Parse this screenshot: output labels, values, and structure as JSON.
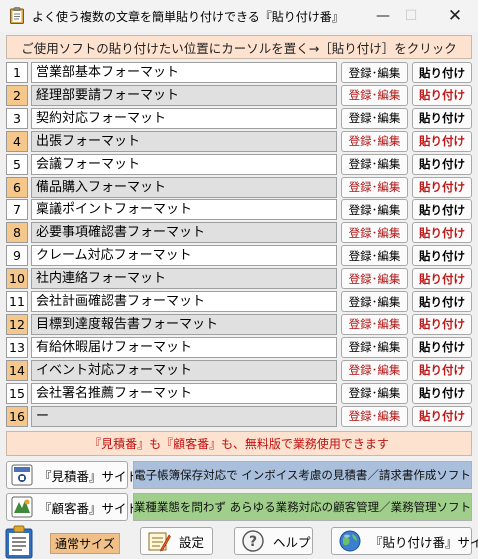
{
  "window": {
    "title": "よく使う複数の文章を簡単貼り付けできる『貼り付け番』",
    "minimize": "—",
    "maximize": "☐",
    "close": "✕"
  },
  "hint": "ご使用ソフトの貼り付けたい位置にカーソルを置く→［貼り付け］をクリック",
  "row_buttons": {
    "register_edit": "登録･編集",
    "paste": "貼り付け"
  },
  "rows": [
    {
      "num": "1",
      "name": "営業部基本フォーマット"
    },
    {
      "num": "2",
      "name": "経理部要請フォーマット"
    },
    {
      "num": "3",
      "name": "契約対応フォーマット"
    },
    {
      "num": "4",
      "name": "出張フォーマット"
    },
    {
      "num": "5",
      "name": "会議フォーマット"
    },
    {
      "num": "6",
      "name": "備品購入フォーマット"
    },
    {
      "num": "7",
      "name": "稟議ポイントフォーマット"
    },
    {
      "num": "8",
      "name": "必要事項確認書フォーマット"
    },
    {
      "num": "9",
      "name": "クレーム対応フォーマット"
    },
    {
      "num": "10",
      "name": "社内連絡フォーマット"
    },
    {
      "num": "11",
      "name": "会社計画確認書フォーマット"
    },
    {
      "num": "12",
      "name": "目標到達度報告書フォーマット"
    },
    {
      "num": "13",
      "name": "有給休暇届けフォーマット"
    },
    {
      "num": "14",
      "name": "イベント対応フォーマット"
    },
    {
      "num": "15",
      "name": "会社署名推薦フォーマット"
    },
    {
      "num": "16",
      "name": "ー"
    }
  ],
  "notice": "『見積番』も『顧客番』も、無料版で業務使用できます",
  "links": [
    {
      "label": "『見積番』サイト",
      "icon": "mitsumori-app-icon",
      "promo": "電子帳簿保存対応で インボイス考慮の見積書／請求書作成ソフト"
    },
    {
      "label": "『顧客番』サイト",
      "icon": "kokyaku-app-icon",
      "promo": "業種業態を問わず あらゆる業務対応の顧客管理／業務管理ソフト"
    }
  ],
  "bottom": {
    "size_label": "通常サイズ",
    "settings": "設定",
    "help": "ヘルプ",
    "site": "『貼り付け番』サイト"
  },
  "colors": {
    "accent_orange": "#f6c78a",
    "hint_background": "#fde2cf",
    "notice_text": "#c01010",
    "promo_blue": "#a9bfdc",
    "promo_green": "#9fcf8a"
  }
}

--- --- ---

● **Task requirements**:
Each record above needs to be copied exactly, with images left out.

● **Written answer**:
Parse this screenshot: output labels, values, and structure as JSON.
{
  "window": {
    "title": "よく使う複数の文章を簡単貼り付けできる『貼り付け番』",
    "minimize": "—",
    "maximize": "☐",
    "close": "✕"
  },
  "hint": "ご使用ソフトの貼り付けたい位置にカーソルを置く→［貼り付け］をクリック",
  "row_buttons": {
    "register_edit": "登録･編集",
    "paste": "貼り付け"
  },
  "rows": [
    {
      "num": "1",
      "name": "営業部基本フォーマット"
    },
    {
      "num": "2",
      "name": "経理部要請フォーマット"
    },
    {
      "num": "3",
      "name": "契約対応フォーマット"
    },
    {
      "num": "4",
      "name": "出張フォーマット"
    },
    {
      "num": "5",
      "name": "会議フォーマット"
    },
    {
      "num": "6",
      "name": "備品購入フォーマット"
    },
    {
      "num": "7",
      "name": "稟議ポイントフォーマット"
    },
    {
      "num": "8",
      "name": "必要事項確認書フォーマット"
    },
    {
      "num": "9",
      "name": "クレーム対応フォーマット"
    },
    {
      "num": "10",
      "name": "社内連絡フォーマット"
    },
    {
      "num": "11",
      "name": "会社計画確認書フォーマット"
    },
    {
      "num": "12",
      "name": "目標到達度報告書フォーマット"
    },
    {
      "num": "13",
      "name": "有給休暇届けフォーマット"
    },
    {
      "num": "14",
      "name": "イベント対応フォーマット"
    },
    {
      "num": "15",
      "name": "会社署名推薦フォーマット"
    },
    {
      "num": "16",
      "name": "ー"
    }
  ],
  "notice": "『見積番』も『顧客番』も、無料版で業務使用できます",
  "links": [
    {
      "label": "『見積番』サイト",
      "icon": "mitsumori-app-icon",
      "promo": "電子帳簿保存対応で インボイス考慮の見積書／請求書作成ソフト"
    },
    {
      "label": "『顧客番』サイト",
      "icon": "kokyaku-app-icon",
      "promo": "業種業態を問わず あらゆる業務対応の顧客管理／業務管理ソフト"
    }
  ],
  "bottom": {
    "size_label": "通常サイズ",
    "settings": "設定",
    "help": "ヘルプ",
    "site": "『貼り付け番』サイト"
  },
  "colors": {
    "accent_orange": "#f6c78a",
    "hint_background": "#fde2cf",
    "notice_text": "#c01010",
    "promo_blue": "#a9bfdc",
    "promo_green": "#9fcf8a"
  }
}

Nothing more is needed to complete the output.